by Rick Gierczak, guest contributor CRISPR-Cas9 technology was accidentally discovered in the 1980s when scientists were researching how bacteria defend themselves against viral infection. While studying bacterial DNA called clustered regularly interspaced short palindromic repeats (CRISPR), they identified additional CRISPR-associated (Cas) protein molecules. Together, CRISPR and one of those protein molecules, termed Cas9, can locate […]

Continue reading


A mathematical picture of the genome

tarsier

By Malgosia Ip, Mathematics and Statistics Editor Meet the Philippine tarsier: a tiny primate with giant eyes that’s native to the Philippine archipelago. Despite its small size, this little fella has been the subject of controversy for over a century—is it more closely related to the lemur (a so-called “wet-nosed” primate) or to apes and […]

Continue reading


Is extinction really forever?

mammoth-skeleton_Wilhelm-Tilesius

By Robert Gooding-Townsend, Science in Society co-editor Can biotechnology bring back extinct species? If it can, should it? In her new book Rise of the Necrofauna, Britt Wray chronicles the nascent movement to bring back extinct species. She calls these resurrected creatures “necrofauna”, conjuring images of undead mammoths, passenger pigeons, and more. As compelling as the […]

Continue reading


CRISPR-Cas9: how the quest for better cheese revolutionized biological research

By Sunitha Chari, Biology and Life Sciences Co-editor   To understand the story of CRISPR-Cas9, you need to appreciate the significance of accidental discoveries in science. Imagine a world where Alexander Fleming did not discover a fungus capable of killing the bacteria on his forgotten bacterial plate. Or, imagine a world where Wilhelm Röngten did […]

Continue reading


8 Canadian Chemists Who Reshaped How We See Our World

chemistry nobel
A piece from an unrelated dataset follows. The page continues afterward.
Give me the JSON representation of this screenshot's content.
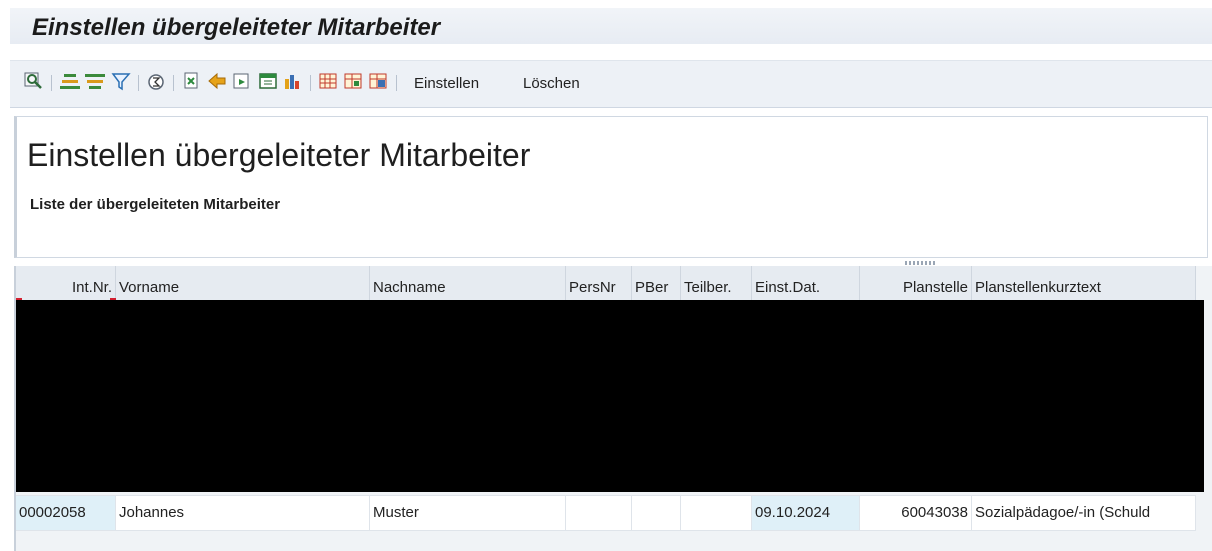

by Mika McKinnon, Editorial Manager Eight Canadians changed the path of chemistry, winning Nobel Prizes for their innovative research. These are their discoveries, from exploring ultimate chill to probing the basic mechanics of reactions. Since the first Nobel Prize in Chemistry was awarded in 1901, 171 people have shared 107 prizes. Only eight of those prizes […]

Continue reading